As technologies and economies become more complex, so does risk. The internet, international supply chains, advances in travel, and many other developments have resulted in an increasingly complex environment that some risk managers may find hard to keep up with.
In his opening remarks at the 2022 RIMS-WTW Asia Pacific Virtual Risk Conference, Adam Garrard (pictured above), WTW’s global head of risk and broking, said that we are now living in “the age of risk”, where today’s risk manager doesn’t just manage insurance on a renewal-to-renewal basis.
“Risks are more complex and smart risk management means being proactive, looking at the portfolio holistically and ensuring the best possible return on the investment we make in risk management and risk transfer,” Garrard said. “Those risk portfolios are widening and changing.”

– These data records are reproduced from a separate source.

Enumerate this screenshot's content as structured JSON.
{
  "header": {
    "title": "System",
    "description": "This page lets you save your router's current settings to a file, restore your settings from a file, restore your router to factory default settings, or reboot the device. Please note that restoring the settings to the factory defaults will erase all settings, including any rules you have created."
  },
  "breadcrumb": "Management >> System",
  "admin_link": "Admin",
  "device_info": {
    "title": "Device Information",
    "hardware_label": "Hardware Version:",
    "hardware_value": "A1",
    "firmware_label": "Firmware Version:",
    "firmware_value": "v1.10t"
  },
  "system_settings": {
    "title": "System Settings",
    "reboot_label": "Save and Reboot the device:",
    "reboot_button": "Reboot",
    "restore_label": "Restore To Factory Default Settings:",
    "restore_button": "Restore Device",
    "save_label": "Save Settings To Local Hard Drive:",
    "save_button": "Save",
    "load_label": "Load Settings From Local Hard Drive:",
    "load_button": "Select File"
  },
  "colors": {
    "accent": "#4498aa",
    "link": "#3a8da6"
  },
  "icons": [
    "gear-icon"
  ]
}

Some of the issues Garrard highlighted in his opening remarks were mounting climate risk, the ever-widening spectrum of ESG risks, and the ever-evolving cyber risk.

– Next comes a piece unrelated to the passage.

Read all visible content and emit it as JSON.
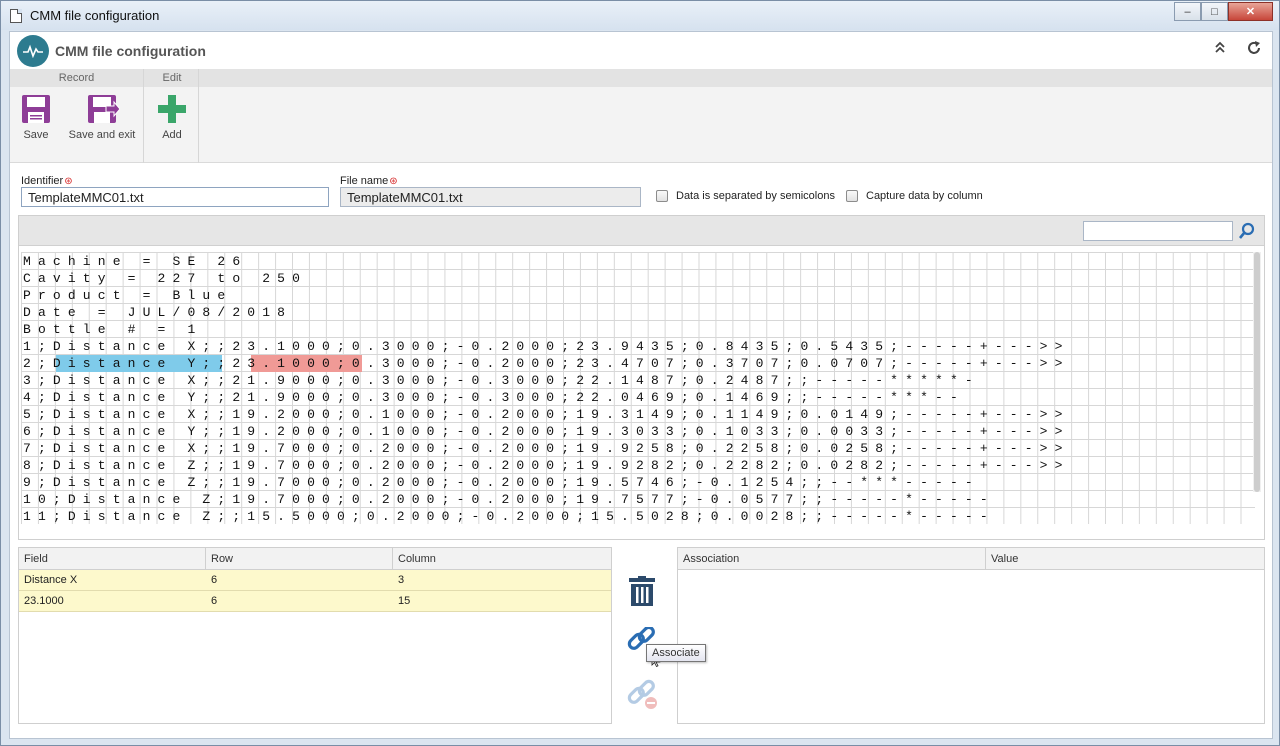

“In short, the risk management job is bigger than ever, more impactful than ever and more important than ever,” he said.
Due to the growing responsibility of the job, risk managers will have to harness one of the most powerful tools of our time – data and analytics.

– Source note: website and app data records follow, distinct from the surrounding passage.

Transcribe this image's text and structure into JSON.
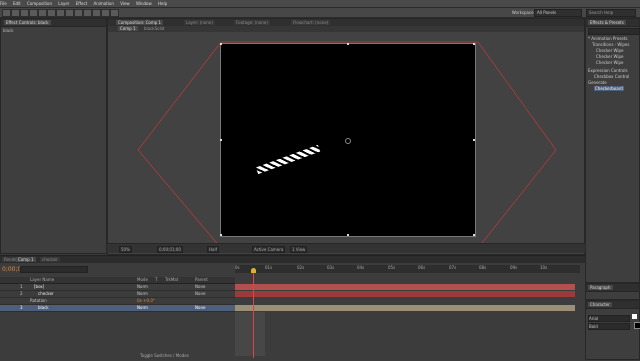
{
  "menu": [
    "File",
    "Edit",
    "Composition",
    "Layer",
    "Effect",
    "Animation",
    "View",
    "Window",
    "Help"
  ],
  "toolbar": {
    "workspace_label": "Workspace:",
    "workspace_value": "All Panels",
    "search_placeholder": "Search Help"
  },
  "left_panel": {
    "tab": "Effect Controls: black",
    "item": "black"
  },
  "comp_tabs": {
    "viewer_tabs": [
      "Composition: Comp 1",
      "Layer: (none)",
      "Footage: (none)",
      "Flowchart: (none)"
    ],
    "comp_breadcrumb": [
      "Comp 1",
      "blackSolid"
    ]
  },
  "viewer_bar": {
    "zoom": "50%",
    "timecode": "0;00;01;00",
    "resolution": "Half",
    "camera": "Active Camera",
    "views": "1 View"
  },
  "timeline": {
    "tabs": [
      "Render Queue",
      "Comp 1",
      "checker"
    ],
    "current_time": "0;00;01;00",
    "columns": [
      "Layer Name",
      "Mode",
      "T",
      "TrkMat",
      "Parent"
    ],
    "layers": [
      {
        "num": "1",
        "name": "[box]",
        "mode": "Norm",
        "parent": "None"
      },
      {
        "num": "2",
        "name": "checker",
        "mode": "Norm",
        "parent": "None"
      },
      {
        "num": "",
        "name": "Rotation",
        "value": "0x +0.0°"
      },
      {
        "num": "3",
        "name": "black",
        "mode": "Norm",
        "parent": "None"
      }
    ],
    "ruler_ticks": [
      "0s",
      "01s",
      "02s",
      "03s",
      "04s",
      "05s",
      "06s",
      "07s",
      "08s",
      "09s",
      "10s"
    ],
    "footer": "Toggle Switches / Modes"
  },
  "right_panel": {
    "tab": "Effects & Presets",
    "items": [
      "* Animation Presets",
      "Transitions - Wipes",
      "Checker Wipe",
      "Checker Wipe",
      "Checker Wipe",
      "Expression Controls",
      "Checkbox Control",
      "Generate",
      "Checkerboard"
    ],
    "paragraph_tab": "Paragraph",
    "character_tab": "Character",
    "font_value": "Arial",
    "style_value": "Bold"
  },
  "colors": {
    "accent_red": "#b83b3b",
    "layer_red": "#9a3a3a",
    "layer_tan": "#9b8f76",
    "selection_blue": "#4d5f7a"
  }
}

“Smart use of data and analytics and the smart use of new technology – these are the essential ingredients needed to measure and monitor modern risk,” Garrard said. “Anyone who isn’t doing this will be at a significant disadvantage.”
To help achieve this, Garrard shared with Corporate Risk and Insurance three tips risk managers should keep in mind as they delve into data and analytics.
- Data and analytics can help with loss prevention, insurance limit validation, pricing of risk, as well as portfolio risk finance optimisation. Having a clear set of objectives in mind at the outset will make the process more efficient and help manage stakeholders’ expectation
- Whilst we have seen exponential growth in the volume of data and continuous improvement in harnessing the data through technological advance, there is no such thing as a perfect data set. There is significant actuarial and analytical expertise to ensure the data is interpreted appropriately and then considerable professional judgment is essential in creating fit-for-purpose forward-looking models.
- Organizations should not be discouraged by the lack of good quality data they currently possess, as everyone has to start somewhere. A good risk advisor will have lots of industry relevant risk data on hand and know how to use this data to conduct robust analysis. We can also provide guidance on how best to capture, structure and store data
Garrard also warned risk managers against certain mistakes as they explore the age of risk. One such mistake is overreliance on insurance premiums as the main metric for the risk management function.
“The tendency to use insurance premium as the defining key performance indicator remains common, even though risk finance is really about protecting your organization’s balance sheet by keeping retained risk within tolerance and maximizing the value from commercially available risk transfer capacity,” Garrard said. “Instead of premium, cost of risk is a better reflection of the efficacy of the risk management and insurance program that an organization has in place.”
Related to this, Garrard also cautioned risk managers to avoid taking things one year at a time – as if simply renewing an insurance policy – as risks are moving far too fast for this.
“As a community, we also need to go away from the habit of viewing risk through an annual insurance renewal lens,” he said. “The more profound risks are volatile in their impact and have greater timeframe uncertainty. Looking at things annually can lead to another common mistake of ‘doing things the same as last year.’ We live in a fast-moving world where organizations and their operating environments are under constant change.”